__Source records__
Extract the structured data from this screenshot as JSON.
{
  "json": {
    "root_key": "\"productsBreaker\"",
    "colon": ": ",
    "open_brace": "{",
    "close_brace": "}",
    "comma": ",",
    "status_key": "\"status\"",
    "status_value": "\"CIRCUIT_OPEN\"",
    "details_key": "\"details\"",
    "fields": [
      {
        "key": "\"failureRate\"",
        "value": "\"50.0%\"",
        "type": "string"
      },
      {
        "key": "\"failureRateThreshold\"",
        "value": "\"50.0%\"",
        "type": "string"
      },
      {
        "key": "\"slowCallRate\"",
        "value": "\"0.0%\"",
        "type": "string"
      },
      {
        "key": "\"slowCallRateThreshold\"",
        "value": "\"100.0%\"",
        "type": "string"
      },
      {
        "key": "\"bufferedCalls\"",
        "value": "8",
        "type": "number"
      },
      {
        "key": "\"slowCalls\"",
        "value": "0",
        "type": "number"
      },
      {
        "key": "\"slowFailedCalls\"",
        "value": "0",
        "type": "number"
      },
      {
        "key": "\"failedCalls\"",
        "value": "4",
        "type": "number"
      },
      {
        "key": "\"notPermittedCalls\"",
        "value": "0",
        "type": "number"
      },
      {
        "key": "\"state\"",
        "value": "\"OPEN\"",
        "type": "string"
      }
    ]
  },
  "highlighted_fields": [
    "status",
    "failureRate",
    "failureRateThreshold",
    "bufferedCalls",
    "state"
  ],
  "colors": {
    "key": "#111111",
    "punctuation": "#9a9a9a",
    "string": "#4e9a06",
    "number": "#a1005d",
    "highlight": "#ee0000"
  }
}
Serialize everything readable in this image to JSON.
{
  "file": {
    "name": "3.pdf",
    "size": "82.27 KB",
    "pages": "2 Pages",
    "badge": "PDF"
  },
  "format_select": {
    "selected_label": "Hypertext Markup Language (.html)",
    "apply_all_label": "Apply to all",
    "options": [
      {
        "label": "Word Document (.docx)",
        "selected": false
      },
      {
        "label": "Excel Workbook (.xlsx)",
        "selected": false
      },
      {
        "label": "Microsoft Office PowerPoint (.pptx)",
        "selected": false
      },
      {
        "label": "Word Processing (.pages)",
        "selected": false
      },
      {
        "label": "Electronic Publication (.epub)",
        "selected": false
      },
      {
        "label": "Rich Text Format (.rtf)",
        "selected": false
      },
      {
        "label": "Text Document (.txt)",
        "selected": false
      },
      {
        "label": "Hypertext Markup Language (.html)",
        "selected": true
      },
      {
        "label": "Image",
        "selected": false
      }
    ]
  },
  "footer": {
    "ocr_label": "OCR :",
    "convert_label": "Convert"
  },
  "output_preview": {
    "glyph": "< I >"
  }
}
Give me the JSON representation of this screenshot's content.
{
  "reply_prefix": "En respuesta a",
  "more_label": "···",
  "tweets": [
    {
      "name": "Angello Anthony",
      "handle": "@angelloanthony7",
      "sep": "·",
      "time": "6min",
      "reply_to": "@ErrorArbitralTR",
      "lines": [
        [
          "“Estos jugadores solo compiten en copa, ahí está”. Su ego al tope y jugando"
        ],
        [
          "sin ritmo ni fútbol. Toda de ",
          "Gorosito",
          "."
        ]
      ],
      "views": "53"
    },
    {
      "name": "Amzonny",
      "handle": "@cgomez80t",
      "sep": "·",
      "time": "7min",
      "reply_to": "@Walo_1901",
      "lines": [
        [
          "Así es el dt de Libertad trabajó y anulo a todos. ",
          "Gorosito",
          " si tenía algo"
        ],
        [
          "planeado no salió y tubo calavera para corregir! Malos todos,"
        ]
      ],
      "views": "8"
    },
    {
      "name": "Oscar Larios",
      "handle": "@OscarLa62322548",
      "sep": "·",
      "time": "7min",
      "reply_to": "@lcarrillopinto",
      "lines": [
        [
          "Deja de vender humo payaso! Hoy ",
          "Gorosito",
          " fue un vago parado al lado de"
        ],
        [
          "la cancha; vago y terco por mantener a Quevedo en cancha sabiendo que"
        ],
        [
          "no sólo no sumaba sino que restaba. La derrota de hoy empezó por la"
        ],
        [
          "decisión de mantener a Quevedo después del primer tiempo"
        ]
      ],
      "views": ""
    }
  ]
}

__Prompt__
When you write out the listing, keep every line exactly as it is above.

__Problem solution__
Extract the structured data from this screenshot as JSON.
{
  "json": {
    "root_key": "\"productsBreaker\"",
    "colon": ": ",
    "open_brace": "{",
    "close_brace": "}",
    "comma": ",",
    "status_key": "\"status\"",
    "status_value": "\"CIRCUIT_OPEN\"",
    "details_key": "\"details\"",
    "fields": [
      {
        "key": "\"failureRate\"",
        "value": "\"50.0%\"",
        "type": "string"
      },
      {
        "key": "\"failureRateThreshold\"",
        "value": "\"50.0%\"",
        "type": "string"
      },
      {
        "key": "\"slowCallRate\"",
        "value": "\"0.0%\"",
        "type": "string"
      },
      {
        "key": "\"slowCallRateThreshold\"",
        "value": "\"100.0%\"",
        "type": "string"
      },
      {
        "key": "\"bufferedCalls\"",
        "value": "8",
        "type": "number"
      },
      {
        "key": "\"slowCalls\"",
        "value": "0",
        "type": "number"
      },
      {
        "key": "\"slowFailedCalls\"",
        "value": "0",
        "type": "number"
      },
      {
        "key": "\"failedCalls\"",
        "value": "4",
        "type": "number"
      },
      {
        "key": "\"notPermittedCalls\"",
        "value": "0",
        "type": "number"
      },
      {
        "key": "\"state\"",
        "value": "\"OPEN\"",
        "type": "string"
      }
    ]
  },
  "highlighted_fields": [
    "status",
    "failureRate",
    "failureRateThreshold",
    "bufferedCalls",
    "state"
  ],
  "colors": {
    "key": "#111111",
    "punctuation": "#9a9a9a",
    "string": "#4e9a06",
    "number": "#a1005d",
    "highlight": "#ee0000"
  }
}
Serialize everything readable in this image to JSON.
{
  "file": {
    "name": "3.pdf",
    "size": "82.27 KB",
    "pages": "2 Pages",
    "badge": "PDF"
  },
  "format_select": {
    "selected_label": "Hypertext Markup Language (.html)",
    "apply_all_label": "Apply to all",
    "options": [
      {
        "label": "Word Document (.docx)",
        "selected": false
      },
      {
        "label": "Excel Workbook (.xlsx)",
        "selected": false
      },
      {
        "label": "Microsoft Office PowerPoint (.pptx)",
        "selected": false
      },
      {
        "label": "Word Processing (.pages)",
        "selected": false
      },
      {
        "label": "Electronic Publication (.epub)",
        "selected": false
      },
      {
        "label": "Rich Text Format (.rtf)",
        "selected": false
      },
      {
        "label": "Text Document (.txt)",
        "selected": false
      },
      {
        "label": "Hypertext Markup Language (.html)",
        "selected": true
      },
      {
        "label": "Image",
        "selected": false
      }
    ]
  },
  "footer": {
    "ocr_label": "OCR :",
    "convert_label": "Convert"
  },
  "output_preview": {
    "glyph": "< I >"
  }
}
Give me the JSON representation of this screenshot's content.
{
  "reply_prefix": "En respuesta a",
  "more_label": "···",
  "tweets": [
    {
      "name": "Angello Anthony",
      "handle": "@angelloanthony7",
      "sep": "·",
      "time": "6min",
      "reply_to": "@ErrorArbitralTR",
      "lines": [
        [
          "“Estos jugadores solo compiten en copa, ahí está”. Su ego al tope y jugando"
        ],
        [
          "sin ritmo ni fútbol. Toda de ",
          "Gorosito",
          "."
        ]
      ],
      "views": "53"
    },
    {
      "name": "Amzonny",
      "handle": "@cgomez80t",
      "sep": "·",
      "time": "7min",
      "reply_to": "@Walo_1901",
      "lines": [
        [
          "Así es el dt de Libertad trabajó y anulo a todos. ",
          "Gorosito",
          " si tenía algo"
        ],
        [
          "planeado no salió y tubo calavera para corregir! Malos todos,"
        ]
      ],
      "views": "8"
    },
    {
      "name": "Oscar Larios",
      "handle": "@OscarLa62322548",
      "sep": "·",
      "time": "7min",
      "reply_to": "@lcarrillopinto",
      "lines": [
        [
          "Deja de vender humo payaso! Hoy ",
          "Gorosito",
          " fue un vago parado al lado de"
        ],
        [
          "la cancha; vago y terco por mantener a Quevedo en cancha sabiendo que"
        ],
        [
          "no sólo no sumaba sino que restaba. La derrota de hoy empezó por la"
        ],
        [
          "decisión de mantener a Quevedo después del primer tiempo"
        ]
      ],
      "views": ""
    }
  ]
}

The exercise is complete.